As a result of the project, community leaders have initiated monthly ‘gender sensitisation’ meetings in their villages. Community members have agreed to develop ‘gender based’ proposals under the revenue-sharing programme. These proposals will entail an in-depth gender analysis on how many women and men are to benefit from ICD projects, the impact of the project on both women and men, and the constraints that would prevent women to benefit. They also agreed to produce gender-based budgets and plans during the local Government planning processes for the three districts of Kabale, Kanungu and Kisoro.
The project also led to conservation agencies such as the Uganda Wildlife Authority (UWA) to integrate gender equality in the ICD implementation guidelines at Bwindi. The management of Bwindi has already pronounced commitments of applying a gender approach during revenue sharing project funding. Also, discussions on the ongoing review of the Uganda wildlife policy entail proposals to increase the number of women on Project Procurement Committees in revenue sharing guidelines. This has been possible as a result of the project’s engagement of the Community Conservation department of UWA.
What was learned?
Two main things were learned from this project:
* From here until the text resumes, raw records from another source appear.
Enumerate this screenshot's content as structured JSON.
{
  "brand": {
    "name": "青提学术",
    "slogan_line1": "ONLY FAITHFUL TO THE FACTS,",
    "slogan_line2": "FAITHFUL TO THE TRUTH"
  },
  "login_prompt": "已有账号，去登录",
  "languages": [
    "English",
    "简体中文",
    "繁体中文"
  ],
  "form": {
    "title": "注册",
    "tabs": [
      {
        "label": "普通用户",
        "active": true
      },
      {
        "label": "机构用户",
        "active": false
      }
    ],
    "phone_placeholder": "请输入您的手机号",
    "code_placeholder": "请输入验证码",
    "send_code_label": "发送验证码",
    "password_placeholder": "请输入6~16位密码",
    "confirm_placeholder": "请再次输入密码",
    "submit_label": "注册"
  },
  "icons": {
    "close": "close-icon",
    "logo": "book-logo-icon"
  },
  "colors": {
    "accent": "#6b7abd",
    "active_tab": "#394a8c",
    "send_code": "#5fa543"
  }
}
(1) Comprehensive problem and stakeholder analyses should always include women; it will provide critical information that will inform more effective ICD interventions.
(2) It is a good idea to involve women in the community decision-making process about how to spend the money derived from a National Park. It will ensure that the needs of men, women and children in the community will be met more fairly; it can reduce illegal activities; and it will result into a greater appreciation of the Protected Area by all beneficiaries.
Truly a win-win-win situation.
Article by Medard Twinamatsiko, Robert Bitariho and Viola Nyakato
Please follow the series of articles about ‘women and environment’ on www.birdlife.org/africa/project/ci-women-healthy-sustainable-societies. The BirdLife International Africa Partnership Secretariat is managing a small grants portfolio of five innovative projects at selected Eastern Afromontane Important Bird Areas / Key Biodiversity Areas in Uganda and Kenya, on behalf of Conservation International. The grant described in this article was made to the Institute of Tropical Forest Conservation in Uganda.